#### PROMPT:
Only the text belongs in the copy: retype each record exactly as it appears.

═══ THE INPUT ═══

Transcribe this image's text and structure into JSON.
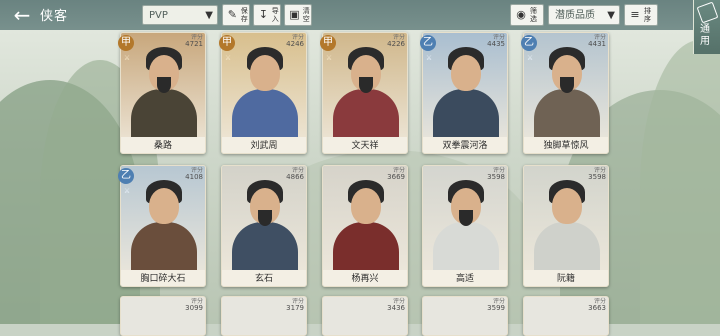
{
  "header": {
    "title": "侠客",
    "filter_select": "PVP",
    "btn_preset": "保存",
    "btn_import": "导入",
    "btn_clear": "清空",
    "btn_filter": "筛选",
    "quality_select": "潜质品质",
    "btn_sort": "排序",
    "side_btn": "通用"
  },
  "colors": {
    "jia": "#b3782b",
    "yi": "#4e7fb2",
    "topbar": "#6a8582"
  },
  "cards": [
    {
      "name": "桑路",
      "rank": "甲",
      "score_label": "评分",
      "score": "4721",
      "tint": "#c8a77c",
      "body": "#4a4436",
      "icon": "sword-icon"
    },
    {
      "name": "刘武周",
      "rank": "甲",
      "score_label": "评分",
      "score": "4246",
      "tint": "#d8bf8d",
      "body": "#4f6aa0",
      "icon": "sword-icon"
    },
    {
      "name": "文天祥",
      "rank": "甲",
      "score_label": "评分",
      "score": "4226",
      "tint": "#d0b78b",
      "body": "#8a3a3d",
      "icon": "swirl-icon"
    },
    {
      "name": "双拳震河洛",
      "rank": "乙",
      "score_label": "评分",
      "score": "4435",
      "tint": "#a9bed0",
      "body": "#3b4b5e",
      "icon": "swirl-icon"
    },
    {
      "name": "独脚草惊风",
      "rank": "乙",
      "score_label": "评分",
      "score": "4431",
      "tint": "#b4c4cf",
      "body": "#6f6254",
      "icon": "leaf-icon"
    },
    {
      "name": "胸口碎大石",
      "rank": "乙",
      "score_label": "评分",
      "score": "4108",
      "tint": "#b7c7d2",
      "body": "#6a4e3c",
      "icon": "shield-icon"
    },
    {
      "name": "玄石",
      "rank": "",
      "score_label": "评分",
      "score": "4866",
      "tint": "#d3d2c9",
      "body": "#3f4f63",
      "icon": ""
    },
    {
      "name": "杨再兴",
      "rank": "",
      "score_label": "评分",
      "score": "3669",
      "tint": "#d6d3ca",
      "body": "#7a2e2c",
      "icon": ""
    },
    {
      "name": "高适",
      "rank": "",
      "score_label": "评分",
      "score": "3598",
      "tint": "#d4d5cf",
      "body": "#d8dad6",
      "icon": ""
    },
    {
      "name": "阮籍",
      "rank": "",
      "score_label": "评分",
      "score": "3598",
      "tint": "#d2d4cc",
      "body": "#cfd1cb",
      "icon": ""
    }
  ],
  "bottom_cards": [
    {
      "score_label": "评分",
      "score": "3099"
    },
    {
      "score_label": "评分",
      "score": "3179"
    },
    {
      "score_label": "评分",
      "score": "3436"
    },
    {
      "score_label": "评分",
      "score": "3599"
    },
    {
      "score_label": "评分",
      "score": "3663"
    }
  ]
}
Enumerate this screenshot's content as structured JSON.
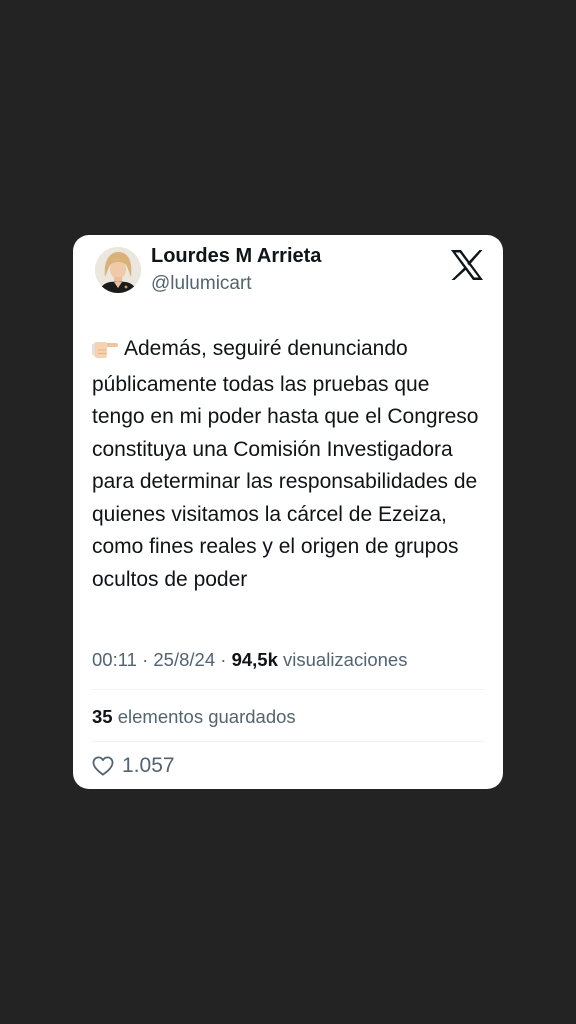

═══

#### OUTPUT OF THE EXERCISE:
Transcribe this image's text and structure into JSON.
{
  "header": {
    "title": "侠客",
    "filter_select": "PVP",
    "btn_preset": "保存",
    "btn_import": "导入",
    "btn_clear": "清空",
    "btn_filter": "筛选",
    "quality_select": "潜质品质",
    "btn_sort": "排序",
    "side_btn": "通用"
  },
  "colors": {
    "jia": "#b3782b",
    "yi": "#4e7fb2",
    "topbar": "#6a8582"
  },
  "cards": [
    {
      "name": "桑路",
      "rank": "甲",
      "score_label": "评分",
      "score": "4721",
      "tint": "#c8a77c",
      "body": "#4a4436",
      "icon": "sword-icon"
    },
    {
      "name": "刘武周",
      "rank": "甲",
      "score_label": "评分",
      "score": "4246",
      "tint": "#d8bf8d",
      "body": "#4f6aa0",
      "icon": "sword-icon"
    },
    {
      "name": "文天祥",
      "rank": "甲",
      "score_label": "评分",
      "score": "4226",
      "tint": "#d0b78b",
      "body": "#8a3a3d",
      "icon": "swirl-icon"
    },
    {
      "name": "双拳震河洛",
      "rank": "乙",
      "score_label": "评分",
      "score": "4435",
      "tint": "#a9bed0",
      "body": "#3b4b5e",
      "icon": "swirl-icon"
    },
    {
      "name": "独脚草惊风",
      "rank": "乙",
      "score_label": "评分",
      "score": "4431",
      "tint": "#b4c4cf",
      "body": "#6f6254",
      "icon": "leaf-icon"
    },
    {
      "name": "胸口碎大石",
      "rank": "乙",
      "score_label": "评分",
      "score": "4108",
      "tint": "#b7c7d2",
      "body": "#6a4e3c",
      "icon": "shield-icon"
    },
    {
      "name": "玄石",
      "rank": "",
      "score_label": "评分",
      "score": "4866",
      "tint": "#d3d2c9",
      "body": "#3f4f63",
      "icon": ""
    },
    {
      "name": "杨再兴",
      "rank": "",
      "score_label": "评分",
      "score": "3669",
      "tint": "#d6d3ca",
      "body": "#7a2e2c",
      "icon": ""
    },
    {
      "name": "高适",
      "rank": "",
      "score_label": "评分",
      "score": "3598",
      "tint": "#d4d5cf",
      "body": "#d8dad6",
      "icon": ""
    },
    {
      "name": "阮籍",
      "rank": "",
      "score_label": "评分",
      "score": "3598",
      "tint": "#d2d4cc",
      "body": "#cfd1cb",
      "icon": ""
    }
  ],
  "bottom_cards": [
    {
      "score_label": "评分",
      "score": "3099"
    },
    {
      "score_label": "评分",
      "score": "3179"
    },
    {
      "score_label": "评分",
      "score": "3436"
    },
    {
      "score_label": "评分",
      "score": "3599"
    },
    {
      "score_label": "评分",
      "score": "3663"
    }
  ]
}
Enumerate this screenshot's content as structured JSON.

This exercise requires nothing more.